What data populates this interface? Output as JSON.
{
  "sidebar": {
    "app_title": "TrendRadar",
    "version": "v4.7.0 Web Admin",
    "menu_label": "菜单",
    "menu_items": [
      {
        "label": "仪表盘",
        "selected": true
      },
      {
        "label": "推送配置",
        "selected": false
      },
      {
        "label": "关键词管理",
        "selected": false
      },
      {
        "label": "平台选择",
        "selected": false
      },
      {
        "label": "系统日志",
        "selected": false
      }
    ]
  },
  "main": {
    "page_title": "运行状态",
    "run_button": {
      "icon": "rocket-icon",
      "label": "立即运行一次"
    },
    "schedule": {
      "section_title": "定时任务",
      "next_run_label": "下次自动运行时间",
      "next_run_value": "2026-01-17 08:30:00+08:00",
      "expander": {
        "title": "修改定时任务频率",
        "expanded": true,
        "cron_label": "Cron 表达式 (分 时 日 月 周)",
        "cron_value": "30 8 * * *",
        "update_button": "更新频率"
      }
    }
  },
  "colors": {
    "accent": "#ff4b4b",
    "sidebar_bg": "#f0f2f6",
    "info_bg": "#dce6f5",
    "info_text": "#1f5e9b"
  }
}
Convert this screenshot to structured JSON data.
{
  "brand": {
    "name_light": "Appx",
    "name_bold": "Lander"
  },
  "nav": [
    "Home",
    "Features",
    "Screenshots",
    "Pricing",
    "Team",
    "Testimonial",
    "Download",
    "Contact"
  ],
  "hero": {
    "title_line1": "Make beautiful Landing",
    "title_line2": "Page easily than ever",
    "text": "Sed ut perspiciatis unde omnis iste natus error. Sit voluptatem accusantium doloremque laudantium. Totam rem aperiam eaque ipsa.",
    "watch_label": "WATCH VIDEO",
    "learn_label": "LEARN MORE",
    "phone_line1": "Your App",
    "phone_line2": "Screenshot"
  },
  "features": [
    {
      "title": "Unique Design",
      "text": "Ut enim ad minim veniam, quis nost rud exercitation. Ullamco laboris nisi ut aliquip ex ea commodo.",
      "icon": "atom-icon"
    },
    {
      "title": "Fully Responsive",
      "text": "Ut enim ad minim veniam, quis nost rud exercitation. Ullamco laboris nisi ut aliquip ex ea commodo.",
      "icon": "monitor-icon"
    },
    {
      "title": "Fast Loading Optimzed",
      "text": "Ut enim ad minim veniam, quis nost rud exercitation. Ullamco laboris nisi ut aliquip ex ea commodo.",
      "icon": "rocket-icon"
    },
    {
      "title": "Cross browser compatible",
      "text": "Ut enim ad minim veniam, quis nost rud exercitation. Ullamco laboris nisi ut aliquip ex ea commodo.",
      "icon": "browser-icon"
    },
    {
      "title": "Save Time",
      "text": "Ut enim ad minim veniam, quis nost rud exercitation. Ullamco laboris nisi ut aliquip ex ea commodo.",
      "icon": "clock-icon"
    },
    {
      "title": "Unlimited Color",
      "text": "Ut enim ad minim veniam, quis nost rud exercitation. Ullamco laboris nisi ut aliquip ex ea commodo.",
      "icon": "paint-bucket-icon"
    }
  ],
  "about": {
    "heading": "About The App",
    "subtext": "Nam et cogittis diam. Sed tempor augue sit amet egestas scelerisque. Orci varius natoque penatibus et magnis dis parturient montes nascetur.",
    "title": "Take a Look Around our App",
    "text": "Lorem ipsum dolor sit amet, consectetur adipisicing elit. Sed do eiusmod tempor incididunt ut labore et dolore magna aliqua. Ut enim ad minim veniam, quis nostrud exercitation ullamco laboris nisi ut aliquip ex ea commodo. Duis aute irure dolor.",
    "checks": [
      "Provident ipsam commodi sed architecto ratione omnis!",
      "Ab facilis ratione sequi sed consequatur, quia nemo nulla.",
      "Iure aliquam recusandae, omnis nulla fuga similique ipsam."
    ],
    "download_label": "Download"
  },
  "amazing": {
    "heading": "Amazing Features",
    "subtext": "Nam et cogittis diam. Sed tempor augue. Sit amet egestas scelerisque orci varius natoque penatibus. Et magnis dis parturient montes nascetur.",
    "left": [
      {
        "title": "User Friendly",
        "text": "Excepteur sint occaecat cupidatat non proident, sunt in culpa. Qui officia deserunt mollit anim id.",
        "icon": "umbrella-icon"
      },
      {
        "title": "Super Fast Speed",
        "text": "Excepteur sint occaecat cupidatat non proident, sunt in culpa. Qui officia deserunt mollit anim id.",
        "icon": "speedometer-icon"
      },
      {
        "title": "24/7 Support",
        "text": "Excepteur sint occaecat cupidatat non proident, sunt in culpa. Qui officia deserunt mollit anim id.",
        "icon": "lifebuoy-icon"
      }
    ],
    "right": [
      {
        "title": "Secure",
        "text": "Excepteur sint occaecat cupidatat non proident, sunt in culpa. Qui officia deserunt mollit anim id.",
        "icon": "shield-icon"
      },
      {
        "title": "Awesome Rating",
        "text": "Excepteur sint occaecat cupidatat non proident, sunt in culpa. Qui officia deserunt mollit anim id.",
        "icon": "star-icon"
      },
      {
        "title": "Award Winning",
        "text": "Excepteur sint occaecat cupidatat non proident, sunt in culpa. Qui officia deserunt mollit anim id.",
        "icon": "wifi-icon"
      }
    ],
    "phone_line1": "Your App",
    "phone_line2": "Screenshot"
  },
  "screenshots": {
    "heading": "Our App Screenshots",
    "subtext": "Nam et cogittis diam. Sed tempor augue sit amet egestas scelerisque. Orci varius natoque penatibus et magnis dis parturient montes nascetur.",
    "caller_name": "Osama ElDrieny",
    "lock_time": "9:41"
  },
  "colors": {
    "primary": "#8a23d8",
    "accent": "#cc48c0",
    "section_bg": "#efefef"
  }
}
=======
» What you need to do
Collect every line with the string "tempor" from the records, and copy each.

» Result of the exercise
    "subtext": "Nam et cogittis diam. Sed tempor augue sit amet egestas scelerisque. Orci varius natoque penatibus et magnis dis parturient montes nascetur.",
    "text": "Lorem ipsum dolor sit amet, consectetur adipisicing elit. Sed do eiusmod tempor incididunt ut labore et dolore magna aliqua. Ut enim ad minim veniam, quis nostrud exercitation ullamco laboris nisi ut aliquip ex ea commodo. Duis aute irure dolor.",
    "subtext": "Nam et cogittis diam. Sed tempor augue. Sit amet egestas scelerisque orci varius natoque penatibus. Et magnis dis parturient montes nascetur.",
    "subtext": "Nam et cogittis diam. Sed tempor augue sit amet egestas scelerisque. Orci varius natoque penatibus et magnis dis parturient montes nascetur.",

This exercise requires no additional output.